I participated in a working group on marriage, family, and youth at that same conference. Person after person, including most ministry leaders, counseled that whatever ministry you do, always include time for eucharistic adoration. The Holy Spirit can do things we could never dream of.
This is what it means to trust in God and let him take the lead. The Trinitarian life is the only life for a Christian to live, and yet, Pope Francis has referred to confirmation as the sacrament of “so long,” where so many young people complete their sacramental lives. Even for those who continue to attend Mass, the spiritual reading and formation ends at that point.
We spend so much time on screens, missing reality or protecting ourselves from it. Christianity is incarnational — we’re never going to get to a graced place of so-called eucharistic coherence until we actually encounter one another and Jesus.
When I look at him in the Blessed Sacrament, I have peace. When I gaze on him in a monstrance, I know who I am and what I am meant for. When I am before him in eucharistic exposition, nothing else matters but him and his victory over sin and death. Everything else pales in comparison.
Most if not all of us have gotten back together with friends since the COVID-19 shutdown. Have we gone to eucharistic adoration? Have we melted before our eucharistic Lord?

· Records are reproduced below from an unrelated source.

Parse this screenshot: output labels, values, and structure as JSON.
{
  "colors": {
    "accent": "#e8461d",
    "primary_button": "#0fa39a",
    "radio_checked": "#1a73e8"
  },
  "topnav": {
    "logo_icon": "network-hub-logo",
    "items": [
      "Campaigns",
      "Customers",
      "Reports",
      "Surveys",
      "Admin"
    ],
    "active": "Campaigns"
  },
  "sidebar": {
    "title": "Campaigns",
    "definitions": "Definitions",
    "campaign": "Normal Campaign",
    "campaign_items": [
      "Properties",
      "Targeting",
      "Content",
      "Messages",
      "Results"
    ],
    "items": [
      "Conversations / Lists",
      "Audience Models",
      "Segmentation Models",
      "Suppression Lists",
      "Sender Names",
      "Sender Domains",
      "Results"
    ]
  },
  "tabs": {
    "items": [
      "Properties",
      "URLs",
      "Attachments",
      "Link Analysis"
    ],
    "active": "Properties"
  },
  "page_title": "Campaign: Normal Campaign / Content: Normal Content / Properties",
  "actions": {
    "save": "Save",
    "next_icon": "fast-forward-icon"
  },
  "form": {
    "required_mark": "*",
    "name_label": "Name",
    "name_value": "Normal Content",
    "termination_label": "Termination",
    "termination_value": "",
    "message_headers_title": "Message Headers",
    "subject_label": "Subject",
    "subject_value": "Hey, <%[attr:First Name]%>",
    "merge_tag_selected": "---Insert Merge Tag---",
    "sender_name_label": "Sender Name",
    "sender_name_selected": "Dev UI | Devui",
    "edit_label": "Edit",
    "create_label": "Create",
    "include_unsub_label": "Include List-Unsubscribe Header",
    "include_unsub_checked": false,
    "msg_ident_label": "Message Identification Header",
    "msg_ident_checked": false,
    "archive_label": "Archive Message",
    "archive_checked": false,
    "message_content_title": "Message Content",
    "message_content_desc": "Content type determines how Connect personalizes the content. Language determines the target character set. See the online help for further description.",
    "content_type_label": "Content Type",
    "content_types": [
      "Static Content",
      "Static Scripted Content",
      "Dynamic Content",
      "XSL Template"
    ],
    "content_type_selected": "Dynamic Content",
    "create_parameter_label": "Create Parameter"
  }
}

The Dominican Father Reginald Garrigou-Lagrange, OP, once wrote:
“A father who is about to die wishes to leave to his children a supreme proof of his love for them. Often such a father cannot find words to express his love and he remains silent with a silence that is more eloquent than speech. When Jesus was about to die he found not only the words to express his meaning but also the words which would make his meaning a reality, the words of transubstantiation. He gave us the Eucharist as a testament, and in this sacrament he left to us his own divine Person.…
“There are times when we yearn for the real presence of loved ones who are no more. The Eucharistic heart of the Savior has given us the real presence of his body, his blood, his soul, and his divinity. ...

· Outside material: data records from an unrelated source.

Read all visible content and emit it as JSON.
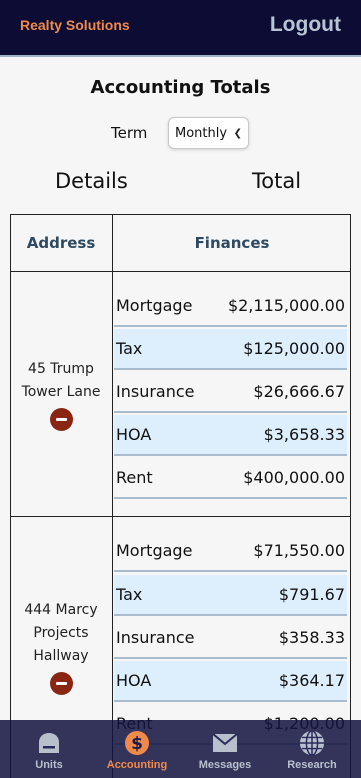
{
  "header": {
    "brand": "Realty Solutions",
    "logout_label": "Logout"
  },
  "page": {
    "title": "Accounting Totals",
    "term_label": "Term",
    "term_selected": "Monthly",
    "details_label": "Details",
    "total_label": "Total"
  },
  "table": {
    "headers": {
      "address": "Address",
      "finances": "Finances"
    },
    "properties": [
      {
        "address": "45 Trump Tower Lane",
        "rows": [
          {
            "label": "Mortgage",
            "value": "$2,115,000.00"
          },
          {
            "label": "Tax",
            "value": "$125,000.00"
          },
          {
            "label": "Insurance",
            "value": "$26,666.67"
          },
          {
            "label": "HOA",
            "value": "$3,658.33"
          },
          {
            "label": "Rent",
            "value": "$400,000.00"
          }
        ]
      },
      {
        "address": "444 Marcy Projects Hallway",
        "rows": [
          {
            "label": "Mortgage",
            "value": "$71,550.00"
          },
          {
            "label": "Tax",
            "value": "$791.67"
          },
          {
            "label": "Insurance",
            "value": "$358.33"
          },
          {
            "label": "HOA",
            "value": "$364.17"
          },
          {
            "label": "Rent",
            "value": "$1,200.00"
          }
        ]
      }
    ]
  },
  "nav": {
    "units": "Units",
    "accounting": "Accounting",
    "messages": "Messages",
    "research": "Research"
  },
  "colors": {
    "header_bg": "#0c0c35",
    "brand": "#f08a4b",
    "accent": "#f08a4b",
    "row_alt": "#ddeefc",
    "remove": "#8a2511"
  }
}
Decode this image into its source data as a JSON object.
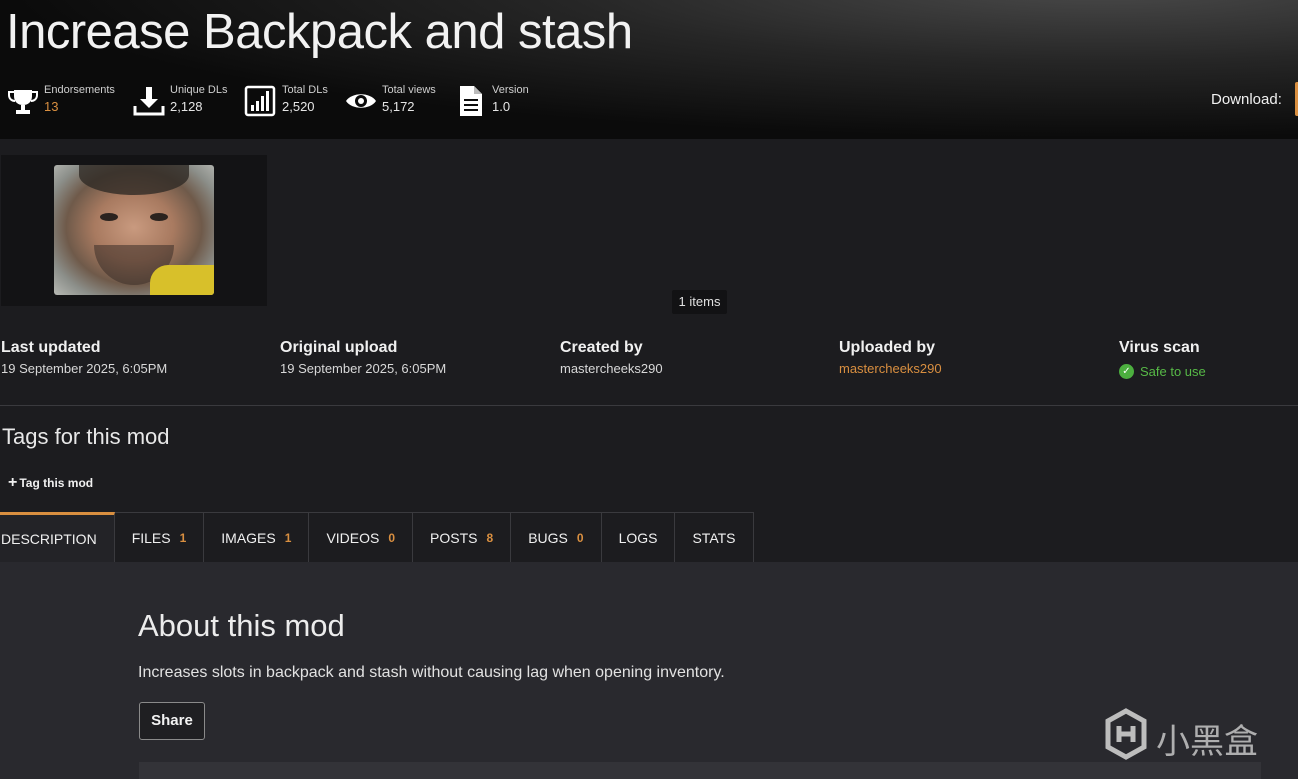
{
  "page": {
    "title": "Increase Backpack and stash"
  },
  "stats": [
    {
      "label": "Endorsements",
      "value": "13",
      "icon": "trophy-icon"
    },
    {
      "label": "Unique DLs",
      "value": "2,128",
      "icon": "download-icon"
    },
    {
      "label": "Total DLs",
      "value": "2,520",
      "icon": "bar-chart-icon"
    },
    {
      "label": "Total views",
      "value": "5,172",
      "icon": "eye-icon"
    },
    {
      "label": "Version",
      "value": "1.0",
      "icon": "document-icon"
    }
  ],
  "download": {
    "label": "Download:"
  },
  "gallery": {
    "items_badge": "1 items"
  },
  "meta": {
    "last_updated": {
      "label": "Last updated",
      "value": "19 September 2025, 6:05PM"
    },
    "original_upload": {
      "label": "Original upload",
      "value": "19 September 2025, 6:05PM"
    },
    "created_by": {
      "label": "Created by",
      "value": "mastercheeks290"
    },
    "uploaded_by": {
      "label": "Uploaded by",
      "value": "mastercheeks290"
    },
    "virus_scan": {
      "label": "Virus scan",
      "value": "Safe to use"
    }
  },
  "tags": {
    "title": "Tags for this mod",
    "button": "Tag this mod"
  },
  "tabs": [
    {
      "label": "DESCRIPTION",
      "count": ""
    },
    {
      "label": "FILES",
      "count": "1"
    },
    {
      "label": "IMAGES",
      "count": "1"
    },
    {
      "label": "VIDEOS",
      "count": "0"
    },
    {
      "label": "POSTS",
      "count": "8"
    },
    {
      "label": "BUGS",
      "count": "0"
    },
    {
      "label": "LOGS",
      "count": ""
    },
    {
      "label": "STATS",
      "count": ""
    }
  ],
  "about": {
    "title": "About this mod",
    "text": "Increases slots in backpack and stash without causing lag when opening inventory.",
    "share": "Share"
  },
  "watermark": {
    "text": "小黑盒"
  },
  "colors": {
    "accent": "#d98f40",
    "safe": "#57b947",
    "background": "#1c1c1f"
  }
}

“The Eucharistic heart of Jesus has given us the Eucharist as a sacrifice, in order to perpetuate in substance the sacrifice of the cross on our altars until the end of the world and to apply its fruits to us. And at the Holy Sacrifice of the Mass, our Lord who is the principal Priest continues to offer himself up for us.”
Mere words can’t make people understand this. People are going to need to see fellow human beings being transformed by their encounters with Jesus in the Eucharist.

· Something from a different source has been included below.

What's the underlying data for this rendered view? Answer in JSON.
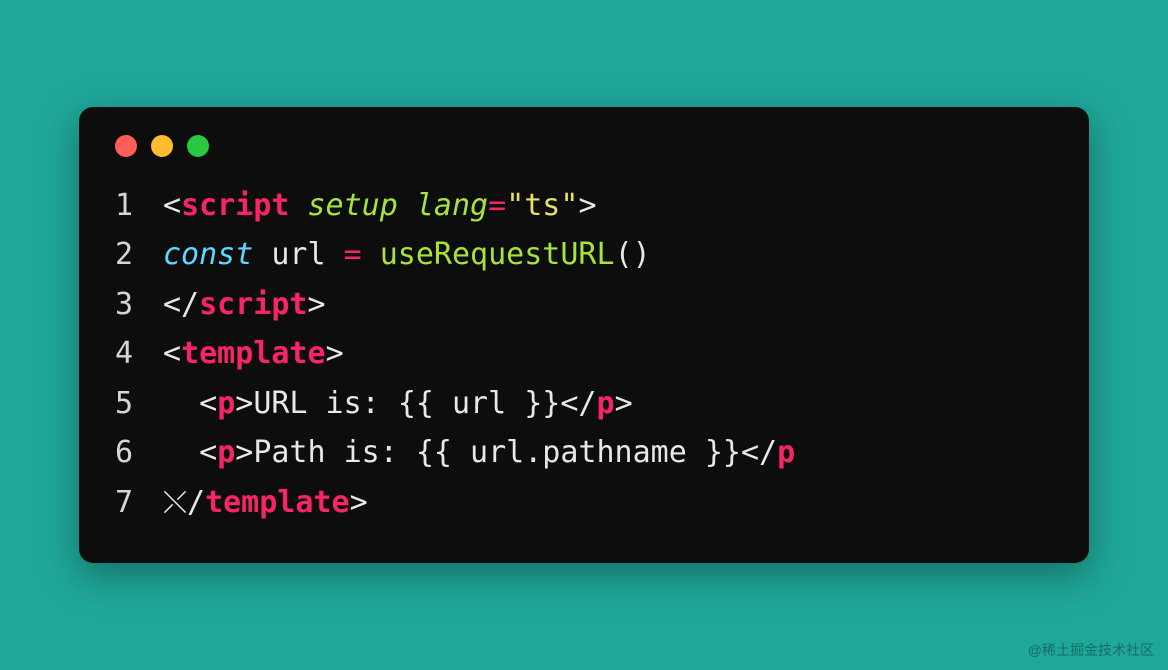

Pope Francis continuously talks about “encuentro” (“encounter”) — and it is, in fact, his visual way of doing that with so many different people throughout his pontificate that inspires a desire to love more deeply and completely. Those of us who watched the COVID-19 prayer service he led in St. Peter’s Square saw that the source of all that is good and true and beautiful is Jesus Christ.
You can’t give what you can’t know. God’s love for us is resplendent in the Eucharist. What on earth is keeping us away?
There is one thing you can be sure of: It’s not God keeping us away, it is Satan. And only one has won the victory of eternity. Go to the one to whom your soul belongs. As so many souls cry out in misery, we must quench the thirst of our Savior who is their hope, so that we may be his monstrances in the world.